> **Task material**
---

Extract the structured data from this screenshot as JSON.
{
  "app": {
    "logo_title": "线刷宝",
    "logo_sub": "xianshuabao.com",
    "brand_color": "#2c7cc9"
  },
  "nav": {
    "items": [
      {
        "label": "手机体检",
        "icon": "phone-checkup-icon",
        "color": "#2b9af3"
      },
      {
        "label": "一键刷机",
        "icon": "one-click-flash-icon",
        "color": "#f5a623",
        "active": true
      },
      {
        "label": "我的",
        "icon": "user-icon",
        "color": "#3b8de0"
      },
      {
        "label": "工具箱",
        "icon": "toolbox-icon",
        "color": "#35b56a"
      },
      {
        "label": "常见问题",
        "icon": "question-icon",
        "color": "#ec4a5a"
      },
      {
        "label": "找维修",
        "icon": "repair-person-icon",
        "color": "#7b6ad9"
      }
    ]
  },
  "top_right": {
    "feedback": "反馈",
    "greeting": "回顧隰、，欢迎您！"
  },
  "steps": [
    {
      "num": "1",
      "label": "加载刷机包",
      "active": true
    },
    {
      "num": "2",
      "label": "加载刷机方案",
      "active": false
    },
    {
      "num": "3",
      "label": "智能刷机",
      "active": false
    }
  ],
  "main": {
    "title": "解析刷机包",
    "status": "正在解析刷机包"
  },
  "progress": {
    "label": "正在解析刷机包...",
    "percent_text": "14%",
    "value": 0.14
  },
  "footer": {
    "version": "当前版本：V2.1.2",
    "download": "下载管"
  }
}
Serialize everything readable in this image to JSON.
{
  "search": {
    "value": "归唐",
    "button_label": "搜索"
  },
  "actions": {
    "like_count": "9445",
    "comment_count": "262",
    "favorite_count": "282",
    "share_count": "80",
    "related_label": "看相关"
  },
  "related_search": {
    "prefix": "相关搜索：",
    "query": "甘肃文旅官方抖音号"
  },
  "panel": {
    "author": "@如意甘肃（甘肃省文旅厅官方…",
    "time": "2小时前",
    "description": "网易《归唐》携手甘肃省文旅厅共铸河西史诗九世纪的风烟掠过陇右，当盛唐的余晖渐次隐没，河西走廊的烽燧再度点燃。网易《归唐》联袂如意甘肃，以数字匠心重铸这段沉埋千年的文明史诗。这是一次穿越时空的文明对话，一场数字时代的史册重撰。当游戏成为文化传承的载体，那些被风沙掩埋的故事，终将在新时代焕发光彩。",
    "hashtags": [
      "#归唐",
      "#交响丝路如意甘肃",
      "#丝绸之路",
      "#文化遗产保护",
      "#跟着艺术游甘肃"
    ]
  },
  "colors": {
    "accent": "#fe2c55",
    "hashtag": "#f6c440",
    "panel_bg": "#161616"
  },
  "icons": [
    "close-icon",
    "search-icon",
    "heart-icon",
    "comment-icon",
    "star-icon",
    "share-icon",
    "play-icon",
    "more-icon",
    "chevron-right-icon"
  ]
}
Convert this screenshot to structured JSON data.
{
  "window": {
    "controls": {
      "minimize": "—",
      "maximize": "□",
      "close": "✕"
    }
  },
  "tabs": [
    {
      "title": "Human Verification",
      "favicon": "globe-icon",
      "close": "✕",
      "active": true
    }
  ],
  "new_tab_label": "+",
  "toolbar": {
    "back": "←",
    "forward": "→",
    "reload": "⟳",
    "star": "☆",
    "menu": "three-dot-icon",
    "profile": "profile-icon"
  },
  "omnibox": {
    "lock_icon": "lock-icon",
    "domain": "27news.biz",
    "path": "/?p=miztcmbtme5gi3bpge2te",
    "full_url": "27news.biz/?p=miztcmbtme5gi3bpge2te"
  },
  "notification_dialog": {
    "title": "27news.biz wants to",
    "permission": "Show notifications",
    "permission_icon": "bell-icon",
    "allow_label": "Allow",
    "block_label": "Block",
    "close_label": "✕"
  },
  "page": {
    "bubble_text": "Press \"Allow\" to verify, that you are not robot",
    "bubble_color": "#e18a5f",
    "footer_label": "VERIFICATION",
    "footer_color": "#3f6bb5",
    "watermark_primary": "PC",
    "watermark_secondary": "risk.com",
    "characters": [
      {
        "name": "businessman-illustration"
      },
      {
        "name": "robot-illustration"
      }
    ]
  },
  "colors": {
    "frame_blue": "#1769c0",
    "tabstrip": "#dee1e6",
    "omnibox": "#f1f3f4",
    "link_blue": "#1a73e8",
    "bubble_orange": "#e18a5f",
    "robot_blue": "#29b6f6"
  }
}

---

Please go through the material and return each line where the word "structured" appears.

Extract the structured data from this screenshot as JSON.
Convert this screenshot to structured JSON data.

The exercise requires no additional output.